Home Affairs is in the process of drafting regulations to allow unmarried fathers to register the births of their children in the absence of the mother.
A 2018 High Court judgment, which was confirmed by the Constitutional Court last year September, ordered the department to do this.
Generally referred to as the Naki Judgment, it declared section 10 of the Births and Deaths Registration Act unconstitutional to the extent that it did not allow unmarried fathers to register the births of their children in the absence of the mothers of such children.
The Naki case referred to the matter concerning Menzile Lawrence Naki, a South African soldier who struggled to register his child’s birth under his surname.
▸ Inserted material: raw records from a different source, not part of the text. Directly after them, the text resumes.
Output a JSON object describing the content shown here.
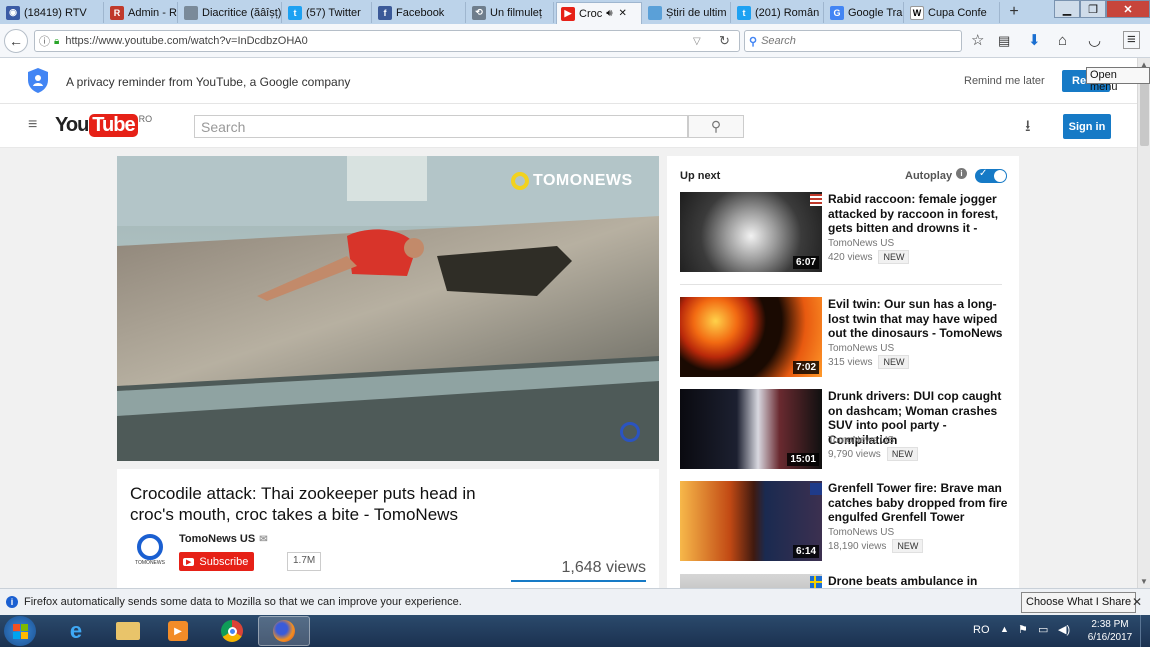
{
  "browser": {
    "tabs": [
      {
        "label": "(18419) RTV",
        "fav_color": "#3b5ba5",
        "fav_glyph": "◉"
      },
      {
        "label": "Admin - RTV",
        "fav_color": "#c0392b",
        "fav_glyph": "R"
      },
      {
        "label": "Diacritice (ăâîșț)",
        "fav_color": "#7a8a99",
        "fav_glyph": ""
      },
      {
        "label": "(57) Twitter",
        "fav_color": "#1da1f2",
        "fav_glyph": "t"
      },
      {
        "label": "Facebook",
        "fav_color": "#3b5998",
        "fav_glyph": "f"
      },
      {
        "label": "Un filmuleț",
        "fav_color": "#6e7d8c",
        "fav_glyph": "⟲"
      },
      {
        "label": "Croc",
        "fav_color": "#e62117",
        "fav_glyph": "▶"
      },
      {
        "label": "Știri de ultim",
        "fav_color": "#5aa0d8",
        "fav_glyph": ""
      },
      {
        "label": "(201) Român",
        "fav_color": "#1da1f2",
        "fav_glyph": "t"
      },
      {
        "label": "Google Tran",
        "fav_color": "#4285f4",
        "fav_glyph": "G"
      },
      {
        "label": "Cupa Confe",
        "fav_color": "#ffffff",
        "fav_glyph": "W"
      }
    ],
    "new_tab": "+",
    "url": "https://www.youtube.com/watch?v=InDcdbzOHA0",
    "search_placeholder": "Search",
    "tooltip": "Open menu"
  },
  "privacy": {
    "text": "A privacy reminder from YouTube, a Google company",
    "remind": "Remind me later",
    "review": "Review"
  },
  "youtube": {
    "logo_you": "You",
    "logo_tube": "Tube",
    "region": "RO",
    "search_placeholder": "Search",
    "signin": "Sign in"
  },
  "video": {
    "watermark": "TOMONEWS",
    "title": "Crocodile attack: Thai zookeeper puts head in croc's mouth, croc takes a bite - TomoNews",
    "channel": "TomoNews US",
    "channel_logo_text": "TOMONEWS",
    "subscribe": "Subscribe",
    "subs": "1.7M",
    "views": "1,648 views"
  },
  "sidebar": {
    "upnext": "Up next",
    "autoplay": "Autoplay",
    "items": [
      {
        "title": "Rabid raccoon: female jogger attacked by raccoon in forest, gets bitten and drowns it -",
        "channel": "TomoNews US",
        "views": "420 views",
        "badge": "NEW",
        "duration": "6:07"
      },
      {
        "title": "Evil twin: Our sun has a long-lost twin that may have wiped out the dinosaurs - TomoNews",
        "channel": "TomoNews US",
        "views": "315 views",
        "badge": "NEW",
        "duration": "7:02"
      },
      {
        "title": "Drunk drivers: DUI cop caught on dashcam; Woman crashes SUV into pool party - Compilation",
        "channel": "TomoNews US",
        "views": "9,790 views",
        "badge": "NEW",
        "duration": "15:01"
      },
      {
        "title": "Grenfell Tower fire: Brave man catches baby dropped from fire engulfed Grenfell Tower",
        "channel": "TomoNews US",
        "views": "18,190 views",
        "badge": "NEW",
        "duration": "6:14"
      },
      {
        "title": "Drone beats ambulance in"
      }
    ]
  },
  "notification": {
    "text": "Firefox automatically sends some data to Mozilla so that we can improve your experience.",
    "button": "Choose What I Share"
  },
  "taskbar": {
    "lang": "RO",
    "time": "2:38 PM",
    "date": "6/16/2017"
  }
}
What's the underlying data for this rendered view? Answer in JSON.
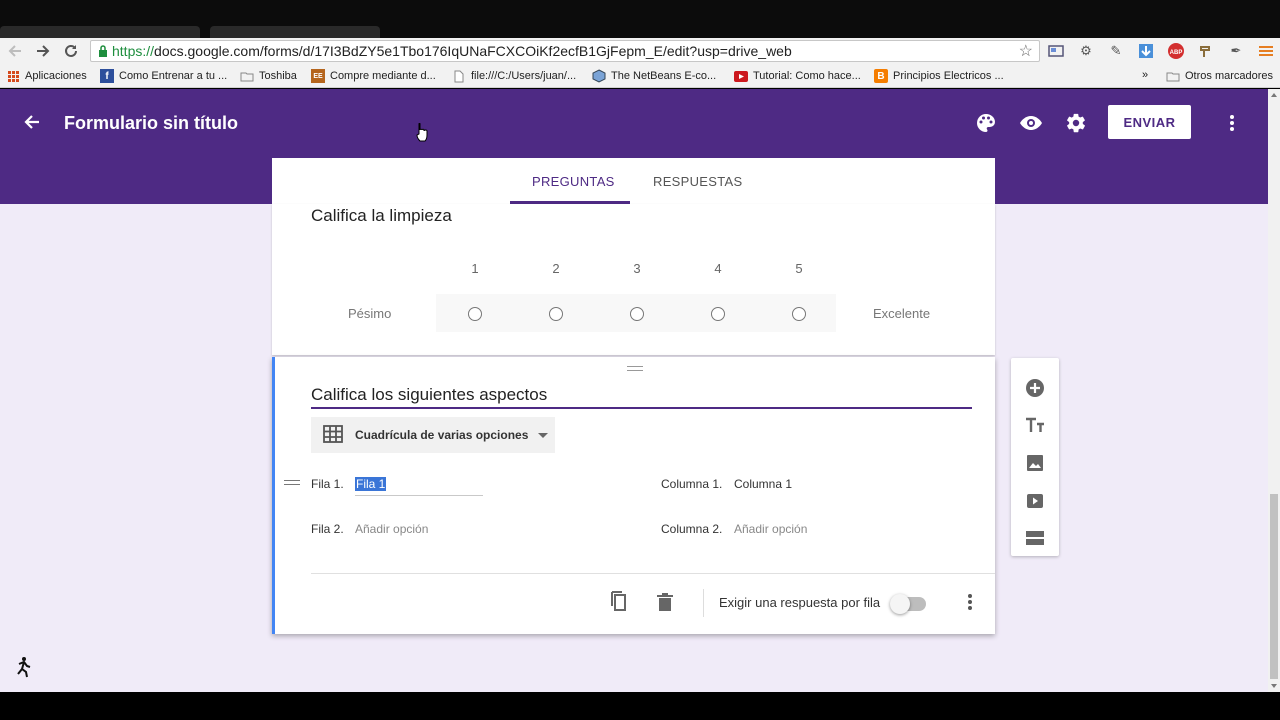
{
  "browser": {
    "url_scheme": "https://",
    "url_rest": "docs.google.com/forms/d/17I3BdZY5e1Tbo176IqUNaFCXCOiKf2ecfB1GjFepm_E/edit?usp=drive_web",
    "bookmarks": [
      {
        "label": "Aplicaciones",
        "icon": "apps-grid-icon"
      },
      {
        "label": "Como Entrenar a tu ...",
        "icon": "fb-icon"
      },
      {
        "label": "Toshiba",
        "icon": "folder-icon"
      },
      {
        "label": "Compre mediante d...",
        "icon": "ee-icon"
      },
      {
        "label": "file:///C:/Users/juan/...",
        "icon": "page-icon"
      },
      {
        "label": "The NetBeans E-co...",
        "icon": "netbeans-icon"
      },
      {
        "label": "Tutorial: Como hace...",
        "icon": "youtube-icon"
      },
      {
        "label": "Principios Electricos ...",
        "icon": "blogger-icon"
      }
    ],
    "bookmarks_overflow": "»",
    "other_bookmarks": "Otros marcadores"
  },
  "header": {
    "title": "Formulario sin título",
    "send_label": "ENVIAR"
  },
  "tabs": {
    "questions": "PREGUNTAS",
    "responses": "RESPUESTAS"
  },
  "question1": {
    "title": "Califica la limpieza",
    "scale": [
      "1",
      "2",
      "3",
      "4",
      "5"
    ],
    "min_label": "Pésimo",
    "max_label": "Excelente"
  },
  "question2": {
    "title": "Califica los siguientes aspectos",
    "type_label": "Cuadrícula de varias opciones",
    "row1_label": "Fila 1.",
    "row1_value": "Fila 1",
    "row2_label": "Fila 2.",
    "row2_placeholder": "Añadir opción",
    "col1_label": "Columna 1.",
    "col1_value": "Columna 1",
    "col2_label": "Columna 2.",
    "col2_placeholder": "Añadir opción",
    "required_label": "Exigir una respuesta por fila",
    "required_on": false
  },
  "colors": {
    "brand": "#4e2a84",
    "page_bg": "#f0ebf8",
    "active_border": "#4285f4"
  }
}
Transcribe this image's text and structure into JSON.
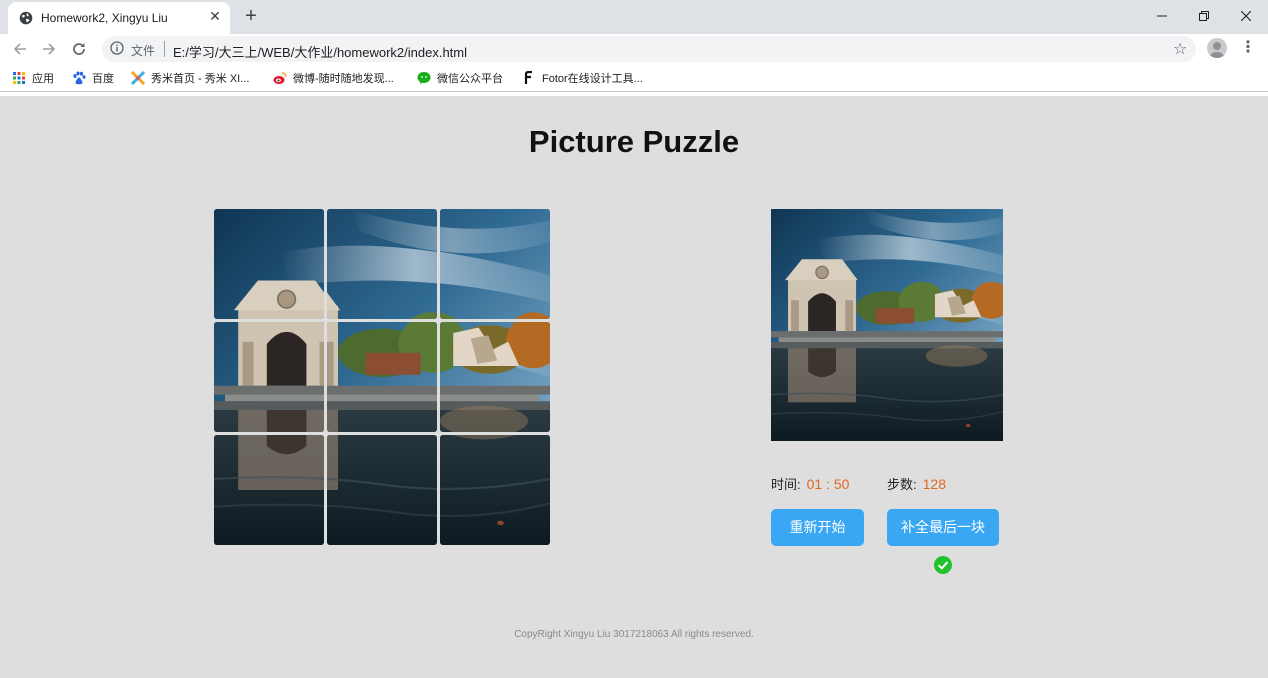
{
  "browser": {
    "tab_title": "Homework2, Xingyu Liu",
    "tab_close": "✕",
    "new_tab": "+",
    "file_label": "文件",
    "url": "E:/学习/大三上/WEB/大作业/homework2/index.html",
    "bookmarks": [
      {
        "label": "应用",
        "icon": "apps-icon"
      },
      {
        "label": "百度",
        "icon": "baidu-paw-icon"
      },
      {
        "label": "秀米首页 - 秀米 XI...",
        "icon": "xiumi-icon"
      },
      {
        "label": "微博-随时随地发现...",
        "icon": "weibo-icon"
      },
      {
        "label": "微信公众平台",
        "icon": "wechat-icon"
      },
      {
        "label": "Fotor在线设计工具...",
        "icon": "fotor-icon"
      }
    ]
  },
  "page": {
    "title": "Picture Puzzle",
    "time_label": "时间:",
    "time_value": "01 : 50",
    "steps_label": "步数:",
    "steps_value": "128",
    "restart_button": "重新开始",
    "complete_button": "补全最后一块",
    "footer": "CopyRight Xingyu Liu 3017218063 All rights reserved."
  },
  "colors": {
    "accent": "#3aa7f5",
    "value_orange": "#e26a1f",
    "success_green": "#22c22e",
    "page_bg": "#dedede"
  }
}
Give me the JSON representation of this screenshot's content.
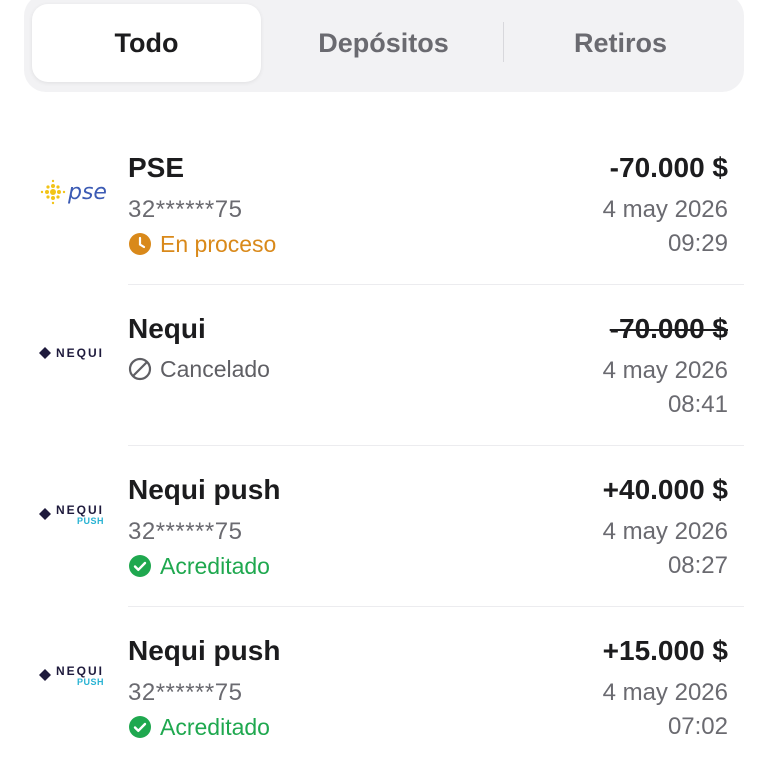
{
  "tabs": [
    {
      "label": "Todo",
      "active": true
    },
    {
      "label": "Depósitos",
      "active": false
    },
    {
      "label": "Retiros",
      "active": false
    }
  ],
  "transactions": [
    {
      "method": "PSE",
      "logo": "pse-logo",
      "account": "32******75",
      "status": "En proceso",
      "status_icon": "clock-icon",
      "amount": "-70.000 $",
      "date": "4 may 2026",
      "time": "09:29"
    },
    {
      "method": "Nequi",
      "logo": "nequi-logo",
      "status": "Cancelado",
      "status_icon": "cancel-icon",
      "amount": "-70.000 $",
      "date": "4 may 2026",
      "time": "08:41"
    },
    {
      "method": "Nequi push",
      "logo": "nequi-push-logo",
      "account": "32******75",
      "status": "Acreditado",
      "status_icon": "check-icon",
      "amount": "+40.000 $",
      "date": "4 may 2026",
      "time": "08:27"
    },
    {
      "method": "Nequi push",
      "logo": "nequi-push-logo",
      "account": "32******75",
      "status": "Acreditado",
      "status_icon": "check-icon",
      "amount": "+15.000 $",
      "date": "4 may 2026",
      "time": "07:02"
    }
  ],
  "logos": {
    "pse": "pse",
    "nequi": "NEQUI",
    "push": "PUSH"
  },
  "colors": {
    "in_process": "#d9891a",
    "cancelled": "#5f5f64",
    "credited": "#1fa84f",
    "tab_bg": "#f2f2f4"
  }
}
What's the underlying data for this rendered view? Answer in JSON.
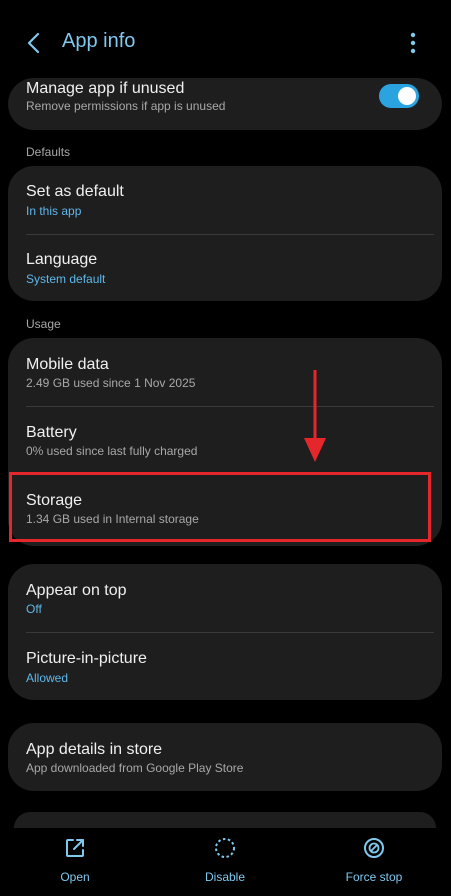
{
  "header": {
    "title": "App info"
  },
  "manage_unused": {
    "title": "Manage app if unused",
    "subtitle": "Remove permissions if app is unused",
    "enabled": true
  },
  "defaults": {
    "label": "Defaults",
    "set_default": {
      "title": "Set as default",
      "subtitle": "In this app"
    },
    "language": {
      "title": "Language",
      "subtitle": "System default"
    }
  },
  "usage": {
    "label": "Usage",
    "mobile_data": {
      "title": "Mobile data",
      "subtitle": "2.49 GB used since 1 Nov 2025"
    },
    "battery": {
      "title": "Battery",
      "subtitle": "0% used since last fully charged"
    },
    "storage": {
      "title": "Storage",
      "subtitle": "1.34 GB used in Internal storage"
    }
  },
  "display": {
    "appear_on_top": {
      "title": "Appear on top",
      "subtitle": "Off"
    },
    "pip": {
      "title": "Picture-in-picture",
      "subtitle": "Allowed"
    }
  },
  "store": {
    "title": "App details in store",
    "subtitle": "App downloaded from Google Play Store"
  },
  "actions": {
    "open": "Open",
    "disable": "Disable",
    "force_stop": "Force stop"
  },
  "colors": {
    "accent": "#7fc8ee",
    "link_blue": "#5fb8ea",
    "toggle_on": "#2aa3e0",
    "highlight_red": "#e5262b",
    "card_bg": "#1e1e1e"
  }
}
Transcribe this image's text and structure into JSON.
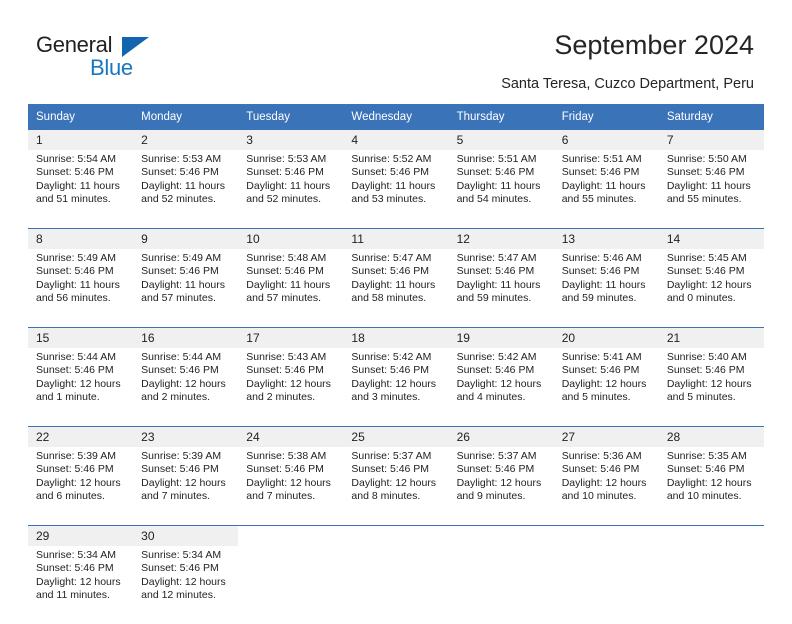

Home Affairs first refused to register Naki’s childbirth on grounds that his partner, Dimitrila Marie Ndovya, was an undocumented Democratic Republic of Congo (DRC) national.
Home Affairs would also not allow him to register the birth without the mother, as per standing regulations in 2016. Naki and Ndovya’s daughter was born in Makhanda, Eastern Cape, in February 2016.
Naki and Ndovya married in the DRC, but their marriage was not recognised in South Africa. The Centre for Child Law took their matter all the way to the apex court.
In a majority judgment written by Acting Justice Margie Victor, the Constitutional Court confirmed that section 10 of the Births and Deaths Registration Act was unconstitutional.
“In conclusion, the section is manifestly inconsistent with the best interests of the child as well as her rights to dignity and equality and her right to a name and nationality from birth.
“The finding of unconstitutionality means that this Court ought to declare section 10 invalid to the extent that it limits the right of unmarried fathers to give notice of the birth of their child in their surname thereby unfairly discriminating against children born to unmarried parents.
“For this reason, section 10 is declared unconstitutional.”
Home Affairs Minister Aaron Motsoaledi has insisted that the Naki judgment was already being implemented.
Furthermore, Motsoaledi said in a reply to written questions in Parliament last week, regulations necessitated by the judgment were in the process of being developed.
“The Naki 2018 and Constitutional Court 2021 judgment was brought to the attention of all Provincial Managers for further communicating to local offices via WhatsApp on 23 September 2021,” said Motsoaledi.
“The Home Affairs front offices have been informed as per the attached WhatsApp message and the court order is being implemented by offices as alluded to in slide 9 of the presentation made to the Portfolio Committee on 2 March 2022.
“Further to this, the department is in the process of drafting regulations on the registration of births and deaths with the view to align it to the court order.”